Consumer prices gained 5.9 percent from a year earlier in March, exceeding Bank Indonesia’s 2013 inflation target of 3.5 percent to 5.5 percent, official figures show. Even with March’s increase slightly exceeding Bank Indonesia’s goal, raising the benchmark interest rate isn’t easy, Governor Darmin Nasution said in Jakarta on April 5. Core consumer prices, which exclude food and energy costs, climbed 4.21 percent last month, the least since September.

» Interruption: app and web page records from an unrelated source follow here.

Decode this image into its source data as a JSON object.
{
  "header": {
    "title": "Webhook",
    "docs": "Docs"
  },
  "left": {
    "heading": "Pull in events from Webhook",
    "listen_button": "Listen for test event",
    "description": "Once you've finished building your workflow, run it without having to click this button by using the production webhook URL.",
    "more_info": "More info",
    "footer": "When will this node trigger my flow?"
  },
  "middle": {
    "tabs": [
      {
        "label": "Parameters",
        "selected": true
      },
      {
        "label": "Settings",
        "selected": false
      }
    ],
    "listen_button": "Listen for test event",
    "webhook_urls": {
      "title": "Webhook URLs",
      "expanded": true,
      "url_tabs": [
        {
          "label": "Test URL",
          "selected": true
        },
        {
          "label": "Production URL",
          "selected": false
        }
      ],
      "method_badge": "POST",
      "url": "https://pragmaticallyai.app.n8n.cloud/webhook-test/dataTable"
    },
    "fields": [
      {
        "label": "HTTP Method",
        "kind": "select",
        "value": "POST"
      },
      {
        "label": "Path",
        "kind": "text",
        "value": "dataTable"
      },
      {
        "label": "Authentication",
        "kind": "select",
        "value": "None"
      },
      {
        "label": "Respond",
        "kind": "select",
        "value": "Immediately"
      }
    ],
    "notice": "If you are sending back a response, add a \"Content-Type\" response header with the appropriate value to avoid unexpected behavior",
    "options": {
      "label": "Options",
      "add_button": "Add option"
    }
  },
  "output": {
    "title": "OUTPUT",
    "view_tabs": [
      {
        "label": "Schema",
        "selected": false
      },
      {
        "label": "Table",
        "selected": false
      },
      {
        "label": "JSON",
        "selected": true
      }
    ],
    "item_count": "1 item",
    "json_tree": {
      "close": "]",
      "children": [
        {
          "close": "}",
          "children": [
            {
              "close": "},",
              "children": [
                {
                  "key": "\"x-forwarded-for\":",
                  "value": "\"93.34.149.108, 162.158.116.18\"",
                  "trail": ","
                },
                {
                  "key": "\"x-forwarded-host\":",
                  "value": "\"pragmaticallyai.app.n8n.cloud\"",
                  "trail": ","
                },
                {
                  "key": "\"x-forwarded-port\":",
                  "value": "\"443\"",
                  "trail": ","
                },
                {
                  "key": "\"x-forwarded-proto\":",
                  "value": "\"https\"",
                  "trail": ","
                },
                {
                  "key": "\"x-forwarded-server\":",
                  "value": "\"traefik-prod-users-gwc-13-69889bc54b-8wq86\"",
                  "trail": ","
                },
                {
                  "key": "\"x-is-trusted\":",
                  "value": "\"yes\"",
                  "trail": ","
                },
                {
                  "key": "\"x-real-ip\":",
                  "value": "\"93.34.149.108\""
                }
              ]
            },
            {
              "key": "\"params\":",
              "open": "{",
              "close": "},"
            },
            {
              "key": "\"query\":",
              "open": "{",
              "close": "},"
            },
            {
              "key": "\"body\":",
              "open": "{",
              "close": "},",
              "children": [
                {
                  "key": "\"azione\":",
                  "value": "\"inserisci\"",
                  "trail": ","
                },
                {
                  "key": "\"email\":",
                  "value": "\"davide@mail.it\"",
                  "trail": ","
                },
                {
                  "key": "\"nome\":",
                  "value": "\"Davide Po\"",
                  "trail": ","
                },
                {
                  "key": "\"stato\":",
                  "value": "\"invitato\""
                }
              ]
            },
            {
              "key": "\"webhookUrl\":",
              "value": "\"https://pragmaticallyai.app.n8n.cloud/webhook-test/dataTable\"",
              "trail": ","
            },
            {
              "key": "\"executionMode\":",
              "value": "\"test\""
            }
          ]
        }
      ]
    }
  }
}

“The rupiah’s trend is toward weakening as investors are growing more concerned over inflation,” said Fahrudin Haris Prastowo, foreign-exchange trader at PT Bank Rakyat Indonesia. “The central bank is unlikely to tighten in response as core inflation, an indicator for money supply, is still low.”
The rupiah fell 0.2 percent to 9,759 per dollar as of 10:12 a.m. in Jakarta, the biggest loss since April 1, prices from local banks compiled by Bloomberg show. It traded at a 0.4 percent premium to its one-month non-deliverable forwards, which slid 0.1 percent to 9,798, data compiled by Bloomberg show.
A daily fixing used to settle the derivatives was set at 9,756 on April 5 by the Association of Banks in Singapore, from 9,752 the previous day. Today’s price will be published at 11:30 a.m. in the city-state. One-month implied volatility for the rupiah, a measure of expected moves in the exchange rate used to price options, fell eight basis points, or 0.08 percentage point, to 5.94 percent.
Global funds sold 3.99 trillion rupiah ($409 million) more of Indonesia’s local-currency sovereign debt than they bought since the holdings reached an all-time high of 284.85 trillion rupiah on March 14, finance ministry data show.
The central bank will likely keep the reference rate unchanged at a record-low 5.75 percent for a 14th month when it meets on April 11, according to all 10 economists in a Bloomberg survey. It may narrow the gap between the benchmark rate and the deposit facility rate, or Fasbi, from the current 4 percent, Societe Generale SA strategist Wee-Khoon Chong wrote in a note today.
The yield on the government’s 5.625 percent bonds due May 2023 was up two basis points at 5.59 percent, the highest since March 27, according to prices from the Inter Dealer Market Association.
To contact the reporter on this story: Yudith Ho in Jakarta at email@example.com